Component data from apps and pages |
_____
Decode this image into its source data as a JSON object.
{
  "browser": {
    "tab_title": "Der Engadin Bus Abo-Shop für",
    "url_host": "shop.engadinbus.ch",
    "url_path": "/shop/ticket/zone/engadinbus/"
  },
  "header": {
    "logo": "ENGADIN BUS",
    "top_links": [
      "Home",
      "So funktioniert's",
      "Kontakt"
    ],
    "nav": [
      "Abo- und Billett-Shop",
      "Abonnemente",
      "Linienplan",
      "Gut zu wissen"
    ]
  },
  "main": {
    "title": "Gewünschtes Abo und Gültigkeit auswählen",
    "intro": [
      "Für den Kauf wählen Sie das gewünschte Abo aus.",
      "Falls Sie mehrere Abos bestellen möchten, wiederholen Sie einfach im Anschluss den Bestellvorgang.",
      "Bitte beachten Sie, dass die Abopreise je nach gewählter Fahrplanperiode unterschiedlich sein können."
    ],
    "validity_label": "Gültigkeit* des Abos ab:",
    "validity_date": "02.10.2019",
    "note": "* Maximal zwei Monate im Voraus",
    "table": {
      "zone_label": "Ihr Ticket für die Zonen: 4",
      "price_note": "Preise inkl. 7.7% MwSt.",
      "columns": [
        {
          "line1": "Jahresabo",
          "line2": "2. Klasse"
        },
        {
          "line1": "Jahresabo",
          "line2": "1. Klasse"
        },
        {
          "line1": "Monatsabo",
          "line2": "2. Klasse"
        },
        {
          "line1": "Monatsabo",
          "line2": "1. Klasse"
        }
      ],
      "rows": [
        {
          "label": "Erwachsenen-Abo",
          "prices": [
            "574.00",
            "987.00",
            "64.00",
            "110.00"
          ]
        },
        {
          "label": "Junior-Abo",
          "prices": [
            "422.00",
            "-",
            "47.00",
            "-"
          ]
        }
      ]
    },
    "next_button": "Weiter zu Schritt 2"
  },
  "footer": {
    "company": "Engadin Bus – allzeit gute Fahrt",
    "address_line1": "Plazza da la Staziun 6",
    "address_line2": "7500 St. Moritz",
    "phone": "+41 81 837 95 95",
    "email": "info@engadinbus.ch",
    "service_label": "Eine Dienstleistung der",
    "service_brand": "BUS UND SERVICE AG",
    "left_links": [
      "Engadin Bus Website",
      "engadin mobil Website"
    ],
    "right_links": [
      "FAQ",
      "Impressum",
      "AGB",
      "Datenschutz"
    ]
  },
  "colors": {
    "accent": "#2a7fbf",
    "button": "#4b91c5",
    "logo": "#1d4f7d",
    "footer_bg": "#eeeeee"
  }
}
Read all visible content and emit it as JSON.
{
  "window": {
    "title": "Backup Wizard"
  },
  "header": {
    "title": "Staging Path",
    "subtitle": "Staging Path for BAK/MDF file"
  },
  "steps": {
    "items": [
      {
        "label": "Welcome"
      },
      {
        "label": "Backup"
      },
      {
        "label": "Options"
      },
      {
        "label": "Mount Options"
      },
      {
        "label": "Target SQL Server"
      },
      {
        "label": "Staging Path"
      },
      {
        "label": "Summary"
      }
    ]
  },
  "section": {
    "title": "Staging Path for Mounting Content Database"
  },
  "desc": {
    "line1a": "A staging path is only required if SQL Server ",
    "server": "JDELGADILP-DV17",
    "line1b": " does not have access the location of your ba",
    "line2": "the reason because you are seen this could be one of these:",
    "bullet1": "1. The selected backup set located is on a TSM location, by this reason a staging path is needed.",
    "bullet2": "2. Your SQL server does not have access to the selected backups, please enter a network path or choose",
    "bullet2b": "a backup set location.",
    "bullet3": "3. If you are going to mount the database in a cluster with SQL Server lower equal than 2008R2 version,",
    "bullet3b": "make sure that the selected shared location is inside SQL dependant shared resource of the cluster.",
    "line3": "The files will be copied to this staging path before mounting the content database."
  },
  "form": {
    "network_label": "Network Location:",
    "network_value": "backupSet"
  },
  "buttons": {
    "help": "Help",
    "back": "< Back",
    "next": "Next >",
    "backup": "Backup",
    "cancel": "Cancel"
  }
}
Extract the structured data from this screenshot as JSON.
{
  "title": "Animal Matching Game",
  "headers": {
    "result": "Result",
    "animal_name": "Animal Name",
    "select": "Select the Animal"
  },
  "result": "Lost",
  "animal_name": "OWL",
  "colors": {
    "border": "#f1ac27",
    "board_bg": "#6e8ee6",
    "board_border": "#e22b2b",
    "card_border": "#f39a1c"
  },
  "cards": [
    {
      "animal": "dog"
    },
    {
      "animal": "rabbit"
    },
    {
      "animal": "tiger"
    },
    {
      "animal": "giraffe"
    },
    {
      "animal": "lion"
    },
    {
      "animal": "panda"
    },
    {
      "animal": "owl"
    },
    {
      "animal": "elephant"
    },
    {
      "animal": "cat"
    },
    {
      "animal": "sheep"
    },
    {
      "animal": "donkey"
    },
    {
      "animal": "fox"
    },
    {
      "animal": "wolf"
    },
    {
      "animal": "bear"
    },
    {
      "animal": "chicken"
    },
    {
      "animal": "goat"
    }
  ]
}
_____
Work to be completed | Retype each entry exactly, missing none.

Answer |
Decode this image into its source data as a JSON object.
{
  "browser": {
    "tab_title": "Der Engadin Bus Abo-Shop für",
    "url_host": "shop.engadinbus.ch",
    "url_path": "/shop/ticket/zone/engadinbus/"
  },
  "header": {
    "logo": "ENGADIN BUS",
    "top_links": [
      "Home",
      "So funktioniert's",
      "Kontakt"
    ],
    "nav": [
      "Abo- und Billett-Shop",
      "Abonnemente",
      "Linienplan",
      "Gut zu wissen"
    ]
  },
  "main": {
    "title": "Gewünschtes Abo und Gültigkeit auswählen",
    "intro": [
      "Für den Kauf wählen Sie das gewünschte Abo aus.",
      "Falls Sie mehrere Abos bestellen möchten, wiederholen Sie einfach im Anschluss den Bestellvorgang.",
      "Bitte beachten Sie, dass die Abopreise je nach gewählter Fahrplanperiode unterschiedlich sein können."
    ],
    "validity_label": "Gültigkeit* des Abos ab:",
    "validity_date": "02.10.2019",
    "note": "* Maximal zwei Monate im Voraus",
    "table": {
      "zone_label": "Ihr Ticket für die Zonen: 4",
      "price_note": "Preise inkl. 7.7% MwSt.",
      "columns": [
        {
          "line1": "Jahresabo",
          "line2": "2. Klasse"
        },
        {
          "line1": "Jahresabo",
          "line2": "1. Klasse"
        },
        {
          "line1": "Monatsabo",
          "line2": "2. Klasse"
        },
        {
          "line1": "Monatsabo",
          "line2": "1. Klasse"
        }
      ],
      "rows": [
        {
          "label": "Erwachsenen-Abo",
          "prices": [
            "574.00",
            "987.00",
            "64.00",
            "110.00"
          ]
        },
        {
          "label": "Junior-Abo",
          "prices": [
            "422.00",
            "-",
            "47.00",
            "-"
          ]
        }
      ]
    },
    "next_button": "Weiter zu Schritt 2"
  },
  "footer": {
    "company": "Engadin Bus – allzeit gute Fahrt",
    "address_line1": "Plazza da la Staziun 6",
    "address_line2": "7500 St. Moritz",
    "phone": "+41 81 837 95 95",
    "email": "info@engadinbus.ch",
    "service_label": "Eine Dienstleistung der",
    "service_brand": "BUS UND SERVICE AG",
    "left_links": [
      "Engadin Bus Website",
      "engadin mobil Website"
    ],
    "right_links": [
      "FAQ",
      "Impressum",
      "AGB",
      "Datenschutz"
    ]
  },
  "colors": {
    "accent": "#2a7fbf",
    "button": "#4b91c5",
    "logo": "#1d4f7d",
    "footer_bg": "#eeeeee"
  }
}
Read all visible content and emit it as JSON.
{
  "window": {
    "title": "Backup Wizard"
  },
  "header": {
    "title": "Staging Path",
    "subtitle": "Staging Path for BAK/MDF file"
  },
  "steps": {
    "items": [
      {
        "label": "Welcome"
      },
      {
        "label": "Backup"
      },
      {
        "label": "Options"
      },
      {
        "label": "Mount Options"
      },
      {
        "label": "Target SQL Server"
      },
      {
        "label": "Staging Path"
      },
      {
        "label": "Summary"
      }
    ]
  },
  "section": {
    "title": "Staging Path for Mounting Content Database"
  },
  "desc": {
    "line1a": "A staging path is only required if SQL Server ",
    "server": "JDELGADILP-DV17",
    "line1b": " does not have access the location of your ba",
    "line2": "the reason because you are seen this could be one of these:",
    "bullet1": "1. The selected backup set located is on a TSM location, by this reason a staging path is needed.",
    "bullet2": "2. Your SQL server does not have access to the selected backups, please enter a network path or choose",
    "bullet2b": "a backup set location.",
    "bullet3": "3. If you are going to mount the database in a cluster with SQL Server lower equal than 2008R2 version,",
    "bullet3b": "make sure that the selected shared location is inside SQL dependant shared resource of the cluster.",
    "line3": "The files will be copied to this staging path before mounting the content database."
  },
  "form": {
    "network_label": "Network Location:",
    "network_value": "backupSet"
  },
  "buttons": {
    "help": "Help",
    "back": "< Back",
    "next": "Next >",
    "backup": "Backup",
    "cancel": "Cancel"
  }
}
Extract the structured data from this screenshot as JSON.
{
  "title": "Animal Matching Game",
  "headers": {
    "result": "Result",
    "animal_name": "Animal Name",
    "select": "Select the Animal"
  },
  "result": "Lost",
  "animal_name": "OWL",
  "colors": {
    "border": "#f1ac27",
    "board_bg": "#6e8ee6",
    "board_border": "#e22b2b",
    "card_border": "#f39a1c"
  },
  "cards": [
    {
      "animal": "dog"
    },
    {
      "animal": "rabbit"
    },
    {
      "animal": "tiger"
    },
    {
      "animal": "giraffe"
    },
    {
      "animal": "lion"
    },
    {
      "animal": "panda"
    },
    {
      "animal": "owl"
    },
    {
      "animal": "elephant"
    },
    {
      "animal": "cat"
    },
    {
      "animal": "sheep"
    },
    {
      "animal": "donkey"
    },
    {
      "animal": "fox"
    },
    {
      "animal": "wolf"
    },
    {
      "animal": "bear"
    },
    {
      "animal": "chicken"
    },
    {
      "animal": "goat"
    }
  ]
}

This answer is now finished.